By Edward Nawotka, Editor-in-Chief
According to PC World, a Dutch appeals court has decided to forgo finalizing a decision on whether that it is legal to resell ebooks in the Netherlands, but has said it will allow sales to continue provided the platform selling them can prove that the books were legally obtained.
The Dutch ebook reseller Tom Kabinet opened in mid-2014 allowing users to upload files to their website and asking them to sign a form stating the books were legally obtained. It immediately came under fire from the Dutch Publishers Association (NUV), who filed a lawsuit requesting the site be shut down.
According to GigaOm, Tom Kabinet argued that “its legality was based 2012 ruling by the Court of Justice of the European Union (CJEU) in the case of UsedSoft v Oracle. That case had to do with the resale of licenses for downloadable software, but Tom Kabinet contended that the CJEU’s ruling in favor of resale extends to digital media such as ebooks as well.” The NUV disagreed, citing another case that suggested the ruling only apply to software.
Tom Kabinet won the initial case, with the court citing lack of clear evidence the earlier ruling did not cover ebooks. The NUV appealed and earlier this week won…sort of. Tom Kabinet was forced to shut down until such a time it can verify all ebooks sold on the site are legally obtained, but the court upheld the site’s business model. The NUV supported the move, but pointed out that numerous pirated ebooks are available on the site, including editions of books not traditionally available as an ebook.
While the very idea of reselling ebooks is not new, Tom Kabinet has tried to circumvent at least one objection to reselling ebooks: the platform promises to pay publishers and authors a form of royalty through its “Friends of Tom” program. We will have to wait and see if this works.
In the meantime, one only has to think back to the year 2000 when publishers vociferously fought against Amazon, who had introduced the sale of used books alongside new editions of the same title.

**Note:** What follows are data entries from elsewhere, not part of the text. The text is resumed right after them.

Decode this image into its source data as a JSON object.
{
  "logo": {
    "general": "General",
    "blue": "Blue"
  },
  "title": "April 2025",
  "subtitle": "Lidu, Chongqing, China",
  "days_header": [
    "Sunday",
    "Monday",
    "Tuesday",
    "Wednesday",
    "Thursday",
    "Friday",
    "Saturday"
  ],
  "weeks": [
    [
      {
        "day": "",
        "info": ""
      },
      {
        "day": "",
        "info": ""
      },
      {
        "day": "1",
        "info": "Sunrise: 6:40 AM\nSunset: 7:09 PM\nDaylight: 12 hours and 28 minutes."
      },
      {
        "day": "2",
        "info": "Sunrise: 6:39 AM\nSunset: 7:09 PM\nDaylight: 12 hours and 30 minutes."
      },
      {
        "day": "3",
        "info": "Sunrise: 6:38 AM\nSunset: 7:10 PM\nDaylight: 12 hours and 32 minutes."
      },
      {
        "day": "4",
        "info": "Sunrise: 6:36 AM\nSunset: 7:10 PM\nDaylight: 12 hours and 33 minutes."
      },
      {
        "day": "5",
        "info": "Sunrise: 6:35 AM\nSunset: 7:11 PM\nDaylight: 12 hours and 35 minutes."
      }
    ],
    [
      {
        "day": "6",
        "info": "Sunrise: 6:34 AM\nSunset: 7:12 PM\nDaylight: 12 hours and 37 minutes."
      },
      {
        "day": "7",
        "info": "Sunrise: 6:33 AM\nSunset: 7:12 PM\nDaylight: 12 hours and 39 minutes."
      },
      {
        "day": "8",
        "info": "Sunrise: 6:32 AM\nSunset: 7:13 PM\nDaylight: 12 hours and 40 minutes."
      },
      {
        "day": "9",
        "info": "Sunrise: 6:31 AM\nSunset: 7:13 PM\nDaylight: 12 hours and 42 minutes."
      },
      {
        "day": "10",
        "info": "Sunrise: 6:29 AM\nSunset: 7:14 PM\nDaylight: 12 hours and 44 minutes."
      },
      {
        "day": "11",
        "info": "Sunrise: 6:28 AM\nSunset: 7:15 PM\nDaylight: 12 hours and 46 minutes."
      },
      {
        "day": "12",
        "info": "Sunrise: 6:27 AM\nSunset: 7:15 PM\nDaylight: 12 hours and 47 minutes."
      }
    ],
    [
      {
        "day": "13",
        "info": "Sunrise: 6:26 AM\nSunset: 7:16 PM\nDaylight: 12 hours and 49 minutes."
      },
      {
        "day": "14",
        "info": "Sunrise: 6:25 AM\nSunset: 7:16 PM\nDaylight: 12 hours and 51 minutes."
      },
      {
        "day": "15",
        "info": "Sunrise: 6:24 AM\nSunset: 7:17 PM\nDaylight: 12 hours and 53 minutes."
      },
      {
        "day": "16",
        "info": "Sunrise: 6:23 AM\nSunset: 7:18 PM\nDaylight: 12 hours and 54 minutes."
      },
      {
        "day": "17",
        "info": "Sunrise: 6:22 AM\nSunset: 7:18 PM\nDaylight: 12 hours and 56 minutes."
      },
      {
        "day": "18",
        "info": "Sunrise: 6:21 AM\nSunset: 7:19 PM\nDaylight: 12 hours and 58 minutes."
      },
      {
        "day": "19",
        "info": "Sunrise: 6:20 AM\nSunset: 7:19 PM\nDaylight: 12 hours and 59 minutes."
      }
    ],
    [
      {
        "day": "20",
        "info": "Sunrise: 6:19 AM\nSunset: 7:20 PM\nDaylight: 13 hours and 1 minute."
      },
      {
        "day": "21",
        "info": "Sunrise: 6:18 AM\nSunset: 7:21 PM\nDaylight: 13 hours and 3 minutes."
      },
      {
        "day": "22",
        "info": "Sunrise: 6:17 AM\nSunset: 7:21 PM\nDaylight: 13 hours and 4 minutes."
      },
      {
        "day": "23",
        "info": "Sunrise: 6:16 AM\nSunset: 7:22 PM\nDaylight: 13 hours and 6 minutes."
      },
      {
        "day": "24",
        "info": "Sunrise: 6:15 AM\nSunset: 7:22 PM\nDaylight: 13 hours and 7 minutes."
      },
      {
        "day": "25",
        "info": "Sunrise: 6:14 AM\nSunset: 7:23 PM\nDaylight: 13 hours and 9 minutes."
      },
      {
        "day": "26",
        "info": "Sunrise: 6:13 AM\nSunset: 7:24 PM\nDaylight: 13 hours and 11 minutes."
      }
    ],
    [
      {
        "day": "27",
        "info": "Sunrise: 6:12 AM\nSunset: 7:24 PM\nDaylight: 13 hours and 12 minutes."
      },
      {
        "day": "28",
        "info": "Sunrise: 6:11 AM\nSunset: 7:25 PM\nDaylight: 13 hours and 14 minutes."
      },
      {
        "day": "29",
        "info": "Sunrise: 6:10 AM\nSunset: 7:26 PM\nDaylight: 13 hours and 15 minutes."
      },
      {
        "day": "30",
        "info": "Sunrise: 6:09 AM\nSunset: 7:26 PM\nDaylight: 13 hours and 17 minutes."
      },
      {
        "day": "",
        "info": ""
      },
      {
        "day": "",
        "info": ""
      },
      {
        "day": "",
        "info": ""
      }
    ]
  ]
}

The objection, at the time, was that the used titles would cannibalize the sale of the new books — a fear that may still be valid, but is all but impossible to confirm.

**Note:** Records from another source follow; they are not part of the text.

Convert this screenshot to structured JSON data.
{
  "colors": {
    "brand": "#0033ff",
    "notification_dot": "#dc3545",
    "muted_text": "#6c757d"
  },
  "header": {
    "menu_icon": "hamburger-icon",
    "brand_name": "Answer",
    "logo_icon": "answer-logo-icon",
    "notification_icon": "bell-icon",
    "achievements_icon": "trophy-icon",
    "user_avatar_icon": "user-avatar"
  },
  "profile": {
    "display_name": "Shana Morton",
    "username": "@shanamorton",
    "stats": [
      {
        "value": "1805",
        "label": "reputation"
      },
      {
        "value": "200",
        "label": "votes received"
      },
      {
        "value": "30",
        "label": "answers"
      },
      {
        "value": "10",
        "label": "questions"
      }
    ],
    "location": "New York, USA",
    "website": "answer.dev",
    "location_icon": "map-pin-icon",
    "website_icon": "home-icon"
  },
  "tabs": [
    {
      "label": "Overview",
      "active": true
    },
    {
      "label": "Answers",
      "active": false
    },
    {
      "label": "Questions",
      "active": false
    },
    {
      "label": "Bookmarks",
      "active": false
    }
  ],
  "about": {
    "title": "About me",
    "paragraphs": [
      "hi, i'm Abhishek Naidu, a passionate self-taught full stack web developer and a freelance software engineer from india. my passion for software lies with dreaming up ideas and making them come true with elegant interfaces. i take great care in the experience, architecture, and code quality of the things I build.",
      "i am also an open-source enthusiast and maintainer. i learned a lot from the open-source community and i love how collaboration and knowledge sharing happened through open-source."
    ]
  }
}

Today, as we all know, it isn’t used books that have cannibalized new print book sales — at least in fiction — it’s ebooks. Earlier this year, Tom Kabinet co-founder Laurens van Hoorn told GigaOm, that the site was able to offer ebooks at a rate of €3–8, well below the typical €14 ($19) price point.
So, will ebook reselling cannibalize new ebook sales? Yes, perhaps.
But what will be the most likely result of the emergence of a new model for ebook sales? More innovation (one hopes).